Mainland Chinese media mogul Li Ruigang has become a part of a consortium that controls Television Broadcasts. It is the first time that Hong Kong’s leading free-to-air broadcaster has allowed mainland influence in its boardroom.
Li has not become a director of TVB, but instead has become a shareholder in Young Lion Holdings, a private consortium with 26% voting rights. Young Lion is controlled by TVB’s chairman Charles Chan, Taiwanese business lady Cher Wang and Providence Equity Partners.
It has been reported that the Hong Kong government’s Communications Authority Wednesday approved changes to TVB’s shareholding structure. Details were not provided by TVB in its annual report or lists of directors and their functions which were also published Wednesday.
However, it is understood that shares in Young Lion were sold to China Media Capital, the state-backed private equity fund that Li founded in 2009. Neither the scale or value of the stake has emerged.
“TVB thinks having Li on board will benefit its entry to the vast mainland TV and film markets, as well as getting into the international market through his good connections. The station finds the local market too small for its future development,” TVB group CEO told the South China Morning Post.
Li is the former president of Shanghai Media Group. He stepped down in January, but retains the post of chairman at SMG. Through the joint operation of SMG and CMC, Li is involved with at least three Hollywood-facing business partnerships, including Oriental DreamWorks, an alliance with Disney, and CMC Creative Fund, an alliance with Warner Bros., RatPac and advertising giant WPP.
The move comes at a time of huge turmoil in the Hong Kong media and political scenes. Asia Television, which for many years has been TVB’s only free-to-air competitor, has been stripped of its license and is scheduled to cease broadcasting in March next year, but may collapse before that. Meanwhile other broadcasters have been given approval in principle for the free to air sector and other companies are seeking ATV’s radio frequencies.

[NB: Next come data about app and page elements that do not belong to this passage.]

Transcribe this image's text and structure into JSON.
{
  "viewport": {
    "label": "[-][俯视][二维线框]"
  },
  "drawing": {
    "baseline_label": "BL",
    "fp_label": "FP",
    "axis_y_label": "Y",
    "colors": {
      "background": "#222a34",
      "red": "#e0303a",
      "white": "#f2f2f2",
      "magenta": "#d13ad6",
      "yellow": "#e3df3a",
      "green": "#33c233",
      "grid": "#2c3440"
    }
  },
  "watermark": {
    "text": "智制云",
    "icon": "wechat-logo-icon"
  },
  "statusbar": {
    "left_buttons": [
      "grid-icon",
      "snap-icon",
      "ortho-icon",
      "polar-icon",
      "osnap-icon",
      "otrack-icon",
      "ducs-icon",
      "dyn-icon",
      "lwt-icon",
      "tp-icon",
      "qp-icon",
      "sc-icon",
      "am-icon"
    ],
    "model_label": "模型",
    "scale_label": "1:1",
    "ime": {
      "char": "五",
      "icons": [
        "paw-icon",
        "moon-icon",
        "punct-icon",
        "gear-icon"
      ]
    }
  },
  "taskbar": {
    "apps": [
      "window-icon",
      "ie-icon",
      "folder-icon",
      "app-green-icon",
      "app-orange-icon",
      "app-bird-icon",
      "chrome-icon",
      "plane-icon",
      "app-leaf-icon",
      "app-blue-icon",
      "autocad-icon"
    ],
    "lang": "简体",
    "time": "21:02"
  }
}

Social tensions between Hong Kong and China are also heated, having been stirred by huge numbers of mainland visitors to the city, parallel trading activities and the process of political reform. Wednesday also saw the Hong Kong government finally make definitive proposals on elections by universal suffrage. On current trends, these proposals are expected to be vetoed by Hong Kong lawmakers.